=== RECORDS SUPPLIED ===
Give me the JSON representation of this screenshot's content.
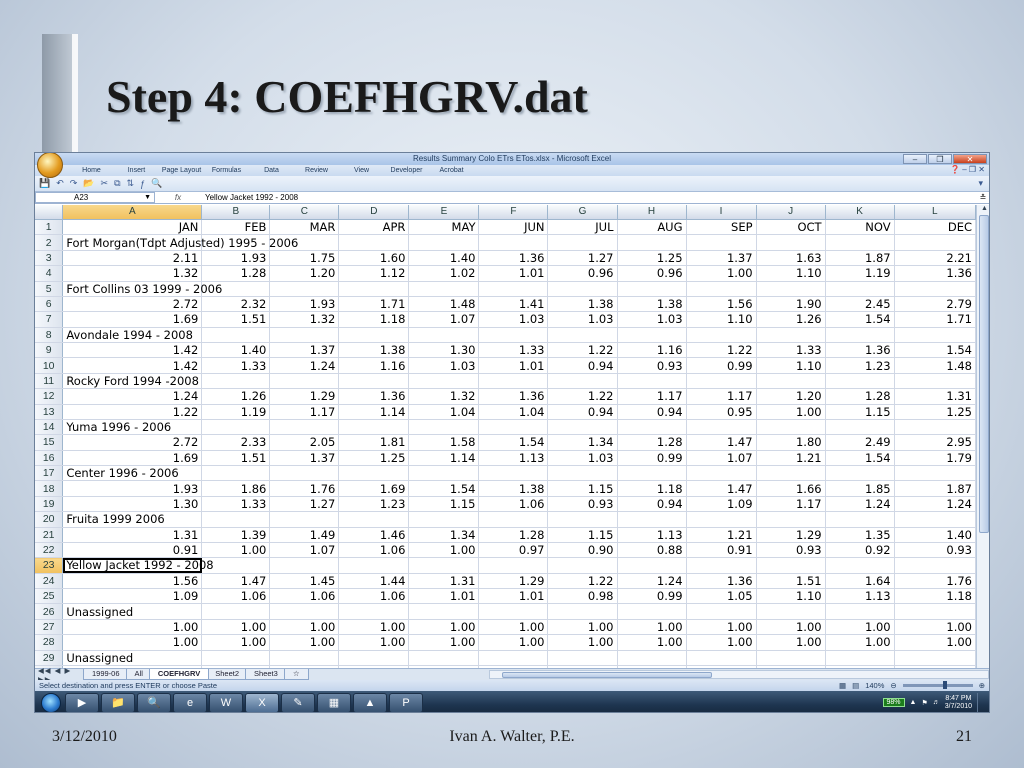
{
  "slide": {
    "title": "Step 4:  COEFHGRV.dat",
    "footer_date": "3/12/2010",
    "footer_author": "Ivan A. Walter, P.E.",
    "footer_page": "21"
  },
  "excel": {
    "window_title": "Results Summary  Colo ETrs ETos.xlsx - Microsoft Excel",
    "ribbon_tabs": [
      "Home",
      "Insert",
      "Page Layout",
      "Formulas",
      "Data",
      "Review",
      "View",
      "Developer",
      "Acrobat"
    ],
    "name_box": "A23",
    "formula": "Yellow Jacket  1992 - 2008",
    "fx_symbol": "fx",
    "selected_column": "A",
    "selected_row": "23",
    "columns": [
      "A",
      "B",
      "C",
      "D",
      "E",
      "F",
      "G",
      "H",
      "I",
      "J",
      "K",
      "L"
    ],
    "rows": [
      [
        "JAN",
        "FEB",
        "MAR",
        "APR",
        "MAY",
        "JUN",
        "JUL",
        "AUG",
        "SEP",
        "OCT",
        "NOV",
        "DEC"
      ],
      [
        "Fort Morgan(Tdpt Adjusted)  1995 - 2006"
      ],
      [
        "2.11",
        "1.93",
        "1.75",
        "1.60",
        "1.40",
        "1.36",
        "1.27",
        "1.25",
        "1.37",
        "1.63",
        "1.87",
        "2.21"
      ],
      [
        "1.32",
        "1.28",
        "1.20",
        "1.12",
        "1.02",
        "1.01",
        "0.96",
        "0.96",
        "1.00",
        "1.10",
        "1.19",
        "1.36"
      ],
      [
        "Fort Collins 03  1999 - 2006"
      ],
      [
        "2.72",
        "2.32",
        "1.93",
        "1.71",
        "1.48",
        "1.41",
        "1.38",
        "1.38",
        "1.56",
        "1.90",
        "2.45",
        "2.79"
      ],
      [
        "1.69",
        "1.51",
        "1.32",
        "1.18",
        "1.07",
        "1.03",
        "1.03",
        "1.03",
        "1.10",
        "1.26",
        "1.54",
        "1.71"
      ],
      [
        "Avondale 1994 - 2008"
      ],
      [
        "1.42",
        "1.40",
        "1.37",
        "1.38",
        "1.30",
        "1.33",
        "1.22",
        "1.16",
        "1.22",
        "1.33",
        "1.36",
        "1.54"
      ],
      [
        "1.42",
        "1.33",
        "1.24",
        "1.16",
        "1.03",
        "1.01",
        "0.94",
        "0.93",
        "0.99",
        "1.10",
        "1.23",
        "1.48"
      ],
      [
        "Rocky Ford 1994 -2008"
      ],
      [
        "1.24",
        "1.26",
        "1.29",
        "1.36",
        "1.32",
        "1.36",
        "1.22",
        "1.17",
        "1.17",
        "1.20",
        "1.28",
        "1.31"
      ],
      [
        "1.22",
        "1.19",
        "1.17",
        "1.14",
        "1.04",
        "1.04",
        "0.94",
        "0.94",
        "0.95",
        "1.00",
        "1.15",
        "1.25"
      ],
      [
        "Yuma  1996  -  2006"
      ],
      [
        "2.72",
        "2.33",
        "2.05",
        "1.81",
        "1.58",
        "1.54",
        "1.34",
        "1.28",
        "1.47",
        "1.80",
        "2.49",
        "2.95"
      ],
      [
        "1.69",
        "1.51",
        "1.37",
        "1.25",
        "1.14",
        "1.13",
        "1.03",
        "0.99",
        "1.07",
        "1.21",
        "1.54",
        "1.79"
      ],
      [
        "Center  1996 - 2006"
      ],
      [
        "1.93",
        "1.86",
        "1.76",
        "1.69",
        "1.54",
        "1.38",
        "1.15",
        "1.18",
        "1.47",
        "1.66",
        "1.85",
        "1.87"
      ],
      [
        "1.30",
        "1.33",
        "1.27",
        "1.23",
        "1.15",
        "1.06",
        "0.93",
        "0.94",
        "1.09",
        "1.17",
        "1.24",
        "1.24"
      ],
      [
        "Fruita  1999 2006"
      ],
      [
        "1.31",
        "1.39",
        "1.49",
        "1.46",
        "1.34",
        "1.28",
        "1.15",
        "1.13",
        "1.21",
        "1.29",
        "1.35",
        "1.40"
      ],
      [
        "0.91",
        "1.00",
        "1.07",
        "1.06",
        "1.00",
        "0.97",
        "0.90",
        "0.88",
        "0.91",
        "0.93",
        "0.92",
        "0.93"
      ],
      [
        "Yellow Jacket  1992 - 2008"
      ],
      [
        "1.56",
        "1.47",
        "1.45",
        "1.44",
        "1.31",
        "1.29",
        "1.22",
        "1.24",
        "1.36",
        "1.51",
        "1.64",
        "1.76"
      ],
      [
        "1.09",
        "1.06",
        "1.06",
        "1.06",
        "1.01",
        "1.01",
        "0.98",
        "0.99",
        "1.05",
        "1.10",
        "1.13",
        "1.18"
      ],
      [
        "Unassigned"
      ],
      [
        "1.00",
        "1.00",
        "1.00",
        "1.00",
        "1.00",
        "1.00",
        "1.00",
        "1.00",
        "1.00",
        "1.00",
        "1.00",
        "1.00"
      ],
      [
        "1.00",
        "1.00",
        "1.00",
        "1.00",
        "1.00",
        "1.00",
        "1.00",
        "1.00",
        "1.00",
        "1.00",
        "1.00",
        "1.00"
      ],
      [
        "Unassigned"
      ],
      [
        "1.00",
        "1.00",
        "1.00",
        "1.00",
        "1.00",
        "1.00",
        "1.00",
        "1.00",
        "1.00",
        "1.00",
        "1.00",
        "1.00"
      ]
    ],
    "sheet_tabs": [
      "1999-06",
      "All",
      "COEFHGRV",
      "Sheet2",
      "Sheet3"
    ],
    "active_sheet": "COEFHGRV",
    "status_text": "Select destination and press ENTER or choose Paste",
    "zoom": "140%",
    "battery": "98%",
    "clock_time": "8:47 PM",
    "clock_date": "3/7/2010"
  }
}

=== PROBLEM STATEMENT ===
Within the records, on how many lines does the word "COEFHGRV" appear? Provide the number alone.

=== TASK RESPONSE ===
3